[Recorded data]

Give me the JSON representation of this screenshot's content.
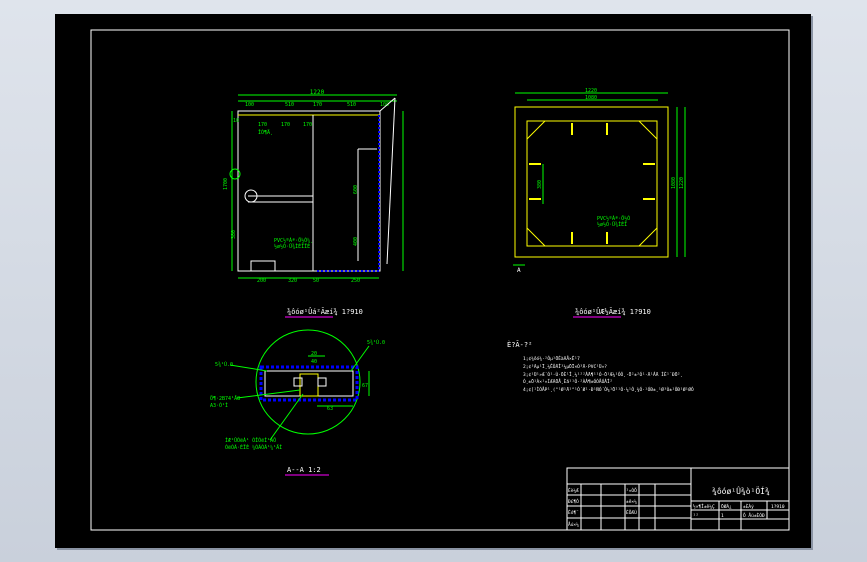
{
  "views": {
    "front": {
      "top_dims": [
        "100",
        "510",
        "170",
        "510",
        "100"
      ],
      "overall_width": "1220",
      "inner_dims": [
        "170",
        "170",
        "170"
      ],
      "left_dims": [
        "10",
        "1700",
        "380"
      ],
      "right_dims": [
        "600",
        "400"
      ],
      "bottom_dims": [
        "200",
        "320",
        "50",
        "250"
      ],
      "note_lines": [
        "PVC½ºÁª·Ö½Ó¼¸",
        "½ø½Ó·Ü¾ÌÉÏÏÉ"
      ],
      "small_label": "ÎÒ¶Ä¸",
      "caption": "¾ôóø¹Ûá²Ãæí¾  1?910"
    },
    "plan": {
      "top_dims": [
        "1220",
        "1080"
      ],
      "side_dims": [
        "800",
        "1080",
        "1220"
      ],
      "left_dim": "380",
      "note_lines": [
        "PVC½ºÁª·Ö½Ó",
        "½ø½Ó·Ü¾ÌÉÏ"
      ],
      "marker": "A",
      "caption": "¾ôóø¹ÛÆ½Ãæí¾  1?910"
    },
    "section": {
      "callouts": [
        "5¾¹Ù.0",
        "5¾¹Ù.0",
        "Ö¶·2B74¹Å8",
        "A3·Ó¹Ì",
        "ÍÆ¹ÛÓëÁ¹ ÓÎÓëÍ¹ÀÔ",
        "ÓëÓÃ·ÉÏÈ ¼ÓÃÒÃ¹¼¹ÄÍ"
      ],
      "dims": [
        "20",
        "40",
        "67",
        "63"
      ],
      "caption": "A--A  1:2"
    }
  },
  "notes": {
    "title": "È?Ã-?²",
    "lines": [
      "1¡¢¾ôó¾·²Ôµ¹ÖÈàÃÅ×Ê¹7",
      "2¡¢³Ãµ¹Ï¸¼ÊÔÄÎ³¼µÖÏ×Ò³Ä·PVC¹Ü»?",
      "3¡¢¹Ü¹»Æ´Ó¹·Ù·ÖÈ¹Î¸¼¹²²ÂÄ¶¹¹Ó·Ö¹Æ¼¹ÔÔ¸·Ö²±²Ó¹·Ä¹ÂÄ ÍÈ¹´ÐÖ²¸",
      "   Ó¸±Ö¹À×¹»ÍÆÃÖÅ¸Èã¹¹Ô·²ÀÂ¶±ÓÓÅÓÂÎ²",
      "4¡¢[¹ÌÓÅP¹¸(°¹Ø¹Ä¹°¹Ó´Ø¹·Ð¹ÑÓ´Ô¼¹Ö²¹Ó·¼¹Ô¸¾Ó·¹ÓÐ±¸¹Ø³Ù±¹ÔÐ¹Ø¹ØÔ"
    ]
  },
  "title_block": {
    "title": "¾ôóø¹Û¾ò¹ÖÍ¾",
    "left_rows": [
      "Éè¼Æ",
      "Ð£¶Ô",
      "Éó¶¨",
      "Åú×¼"
    ],
    "mid_rows": [
      "¹¤ÒÕ",
      "±ê×¼",
      "ÈÕÆÚ"
    ],
    "small_cells": [
      "½×¶Î±ê¼Ç",
      "ÖØÁ¿",
      "±ÈÀý",
      "1?910"
    ],
    "bottom_cells": [
      "¹²",
      "1",
      "Õ Åú±ÈÓÐ"
    ]
  },
  "colors": {
    "sheet": "#000000",
    "border": "#ffffff",
    "outline": "#ffff00",
    "dimension": "#00ff00",
    "hidden": "#0000ff",
    "caption_line": "#ff00ff",
    "note": "#00ffff"
  }
}
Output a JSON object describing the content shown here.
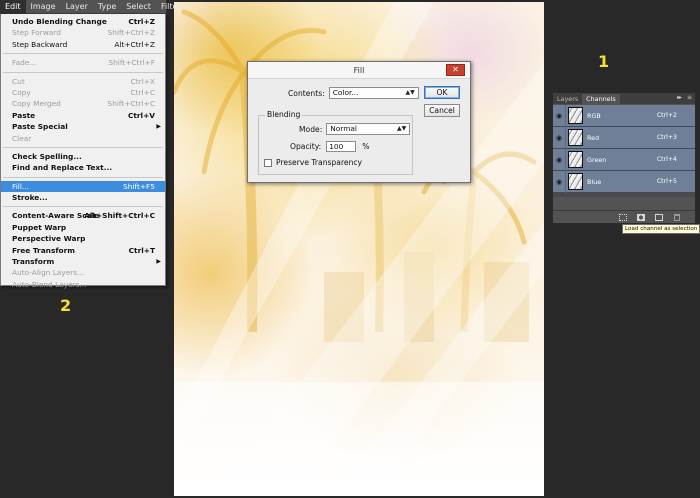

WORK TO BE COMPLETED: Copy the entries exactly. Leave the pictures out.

FINISHED EXERCISE:
Give me the JSON representation of this screenshot's content.
{
  "views": {
    "front": {
      "top_dims": [
        "100",
        "510",
        "170",
        "510",
        "100"
      ],
      "overall_width": "1220",
      "inner_dims": [
        "170",
        "170",
        "170"
      ],
      "left_dims": [
        "10",
        "1700",
        "380"
      ],
      "right_dims": [
        "600",
        "400"
      ],
      "bottom_dims": [
        "200",
        "320",
        "50",
        "250"
      ],
      "note_lines": [
        "PVC½ºÁª·Ö½Ó¼¸",
        "½ø½Ó·Ü¾ÌÉÏÏÉ"
      ],
      "small_label": "ÎÒ¶Ä¸",
      "caption": "¾ôóø¹Ûá²Ãæí¾  1?910"
    },
    "plan": {
      "top_dims": [
        "1220",
        "1080"
      ],
      "side_dims": [
        "800",
        "1080",
        "1220"
      ],
      "left_dim": "380",
      "note_lines": [
        "PVC½ºÁª·Ö½Ó",
        "½ø½Ó·Ü¾ÌÉÏ"
      ],
      "marker": "A",
      "caption": "¾ôóø¹ÛÆ½Ãæí¾  1?910"
    },
    "section": {
      "callouts": [
        "5¾¹Ù.0",
        "5¾¹Ù.0",
        "Ö¶·2B74¹Å8",
        "A3·Ó¹Ì",
        "ÍÆ¹ÛÓëÁ¹ ÓÎÓëÍ¹ÀÔ",
        "ÓëÓÃ·ÉÏÈ ¼ÓÃÒÃ¹¼¹ÄÍ"
      ],
      "dims": [
        "20",
        "40",
        "67",
        "63"
      ],
      "caption": "A--A  1:2"
    }
  },
  "notes": {
    "title": "È?Ã-?²",
    "lines": [
      "1¡¢¾ôó¾·²Ôµ¹ÖÈàÃÅ×Ê¹7",
      "2¡¢³Ãµ¹Ï¸¼ÊÔÄÎ³¼µÖÏ×Ò³Ä·PVC¹Ü»?",
      "3¡¢¹Ü¹»Æ´Ó¹·Ù·ÖÈ¹Î¸¼¹²²ÂÄ¶¹¹Ó·Ö¹Æ¼¹ÔÔ¸·Ö²±²Ó¹·Ä¹ÂÄ ÍÈ¹´ÐÖ²¸",
      "   Ó¸±Ö¹À×¹»ÍÆÃÖÅ¸Èã¹¹Ô·²ÀÂ¶±ÓÓÅÓÂÎ²",
      "4¡¢[¹ÌÓÅP¹¸(°¹Ø¹Ä¹°¹Ó´Ø¹·Ð¹ÑÓ´Ô¼¹Ö²¹Ó·¼¹Ô¸¾Ó·¹ÓÐ±¸¹Ø³Ù±¹ÔÐ¹Ø¹ØÔ"
    ]
  },
  "title_block": {
    "title": "¾ôóø¹Û¾ò¹ÖÍ¾",
    "left_rows": [
      "Éè¼Æ",
      "Ð£¶Ô",
      "Éó¶¨",
      "Åú×¼"
    ],
    "mid_rows": [
      "¹¤ÒÕ",
      "±ê×¼",
      "ÈÕÆÚ"
    ],
    "small_cells": [
      "½×¶Î±ê¼Ç",
      "ÖØÁ¿",
      "±ÈÀý",
      "1?910"
    ],
    "bottom_cells": [
      "¹²",
      "1",
      "Õ Åú±ÈÓÐ"
    ]
  },
  "colors": {
    "sheet": "#000000",
    "border": "#ffffff",
    "outline": "#ffff00",
    "dimension": "#00ff00",
    "hidden": "#0000ff",
    "caption_line": "#ff00ff",
    "note": "#00ffff"
  }
}
Output a JSON object describing the content shown here.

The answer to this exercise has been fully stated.